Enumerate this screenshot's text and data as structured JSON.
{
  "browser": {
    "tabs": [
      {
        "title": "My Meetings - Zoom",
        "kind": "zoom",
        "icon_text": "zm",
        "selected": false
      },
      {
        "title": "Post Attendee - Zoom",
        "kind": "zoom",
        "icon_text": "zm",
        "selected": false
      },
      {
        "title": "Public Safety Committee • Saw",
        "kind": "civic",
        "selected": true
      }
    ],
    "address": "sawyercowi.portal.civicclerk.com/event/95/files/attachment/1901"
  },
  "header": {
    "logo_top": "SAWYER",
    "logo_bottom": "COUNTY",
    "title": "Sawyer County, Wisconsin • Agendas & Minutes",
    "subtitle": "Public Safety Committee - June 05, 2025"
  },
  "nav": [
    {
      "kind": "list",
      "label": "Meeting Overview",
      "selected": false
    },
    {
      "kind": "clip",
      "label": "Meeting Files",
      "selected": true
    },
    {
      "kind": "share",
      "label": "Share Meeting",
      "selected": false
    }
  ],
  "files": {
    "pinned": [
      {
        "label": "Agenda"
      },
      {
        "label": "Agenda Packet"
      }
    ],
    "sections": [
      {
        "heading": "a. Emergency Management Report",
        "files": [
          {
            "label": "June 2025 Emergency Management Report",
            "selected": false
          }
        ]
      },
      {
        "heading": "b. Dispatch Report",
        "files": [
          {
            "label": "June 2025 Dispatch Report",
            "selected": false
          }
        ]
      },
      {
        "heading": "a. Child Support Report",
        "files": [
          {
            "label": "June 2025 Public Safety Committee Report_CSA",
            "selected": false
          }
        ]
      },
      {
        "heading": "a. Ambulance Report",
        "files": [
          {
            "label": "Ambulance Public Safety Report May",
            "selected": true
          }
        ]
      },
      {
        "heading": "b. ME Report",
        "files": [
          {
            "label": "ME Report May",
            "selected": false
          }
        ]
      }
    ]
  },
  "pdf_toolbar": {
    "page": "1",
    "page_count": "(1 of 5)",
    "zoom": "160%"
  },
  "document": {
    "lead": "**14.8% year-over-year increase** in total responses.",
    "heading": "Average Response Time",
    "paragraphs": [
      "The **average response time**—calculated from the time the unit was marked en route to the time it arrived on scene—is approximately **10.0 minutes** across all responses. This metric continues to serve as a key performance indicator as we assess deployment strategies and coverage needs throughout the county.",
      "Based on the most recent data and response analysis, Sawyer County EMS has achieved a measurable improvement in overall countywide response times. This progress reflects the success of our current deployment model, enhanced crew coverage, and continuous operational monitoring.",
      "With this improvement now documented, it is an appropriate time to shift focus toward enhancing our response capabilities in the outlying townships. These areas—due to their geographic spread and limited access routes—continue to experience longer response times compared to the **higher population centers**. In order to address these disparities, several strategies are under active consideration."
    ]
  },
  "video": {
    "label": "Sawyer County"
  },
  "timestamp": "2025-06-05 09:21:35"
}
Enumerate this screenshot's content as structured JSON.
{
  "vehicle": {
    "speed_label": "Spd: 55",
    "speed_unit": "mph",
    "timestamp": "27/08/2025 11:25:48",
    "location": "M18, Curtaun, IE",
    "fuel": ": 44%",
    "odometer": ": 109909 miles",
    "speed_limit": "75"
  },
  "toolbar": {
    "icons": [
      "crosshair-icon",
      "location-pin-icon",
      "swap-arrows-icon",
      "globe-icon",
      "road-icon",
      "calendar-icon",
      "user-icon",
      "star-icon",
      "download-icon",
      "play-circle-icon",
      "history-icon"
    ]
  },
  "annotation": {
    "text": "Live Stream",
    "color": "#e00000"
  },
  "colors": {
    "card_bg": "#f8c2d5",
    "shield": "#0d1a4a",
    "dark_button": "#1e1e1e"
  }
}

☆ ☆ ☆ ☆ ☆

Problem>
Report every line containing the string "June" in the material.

Response to the exercise>
    "subtitle": "Public Safety Committee - June 05, 2025"
            "label": "June 2025 Emergency Management Report",
            "label": "June 2025 Dispatch Report",
            "label": "June 2025 Public Safety Committee Report_CSA",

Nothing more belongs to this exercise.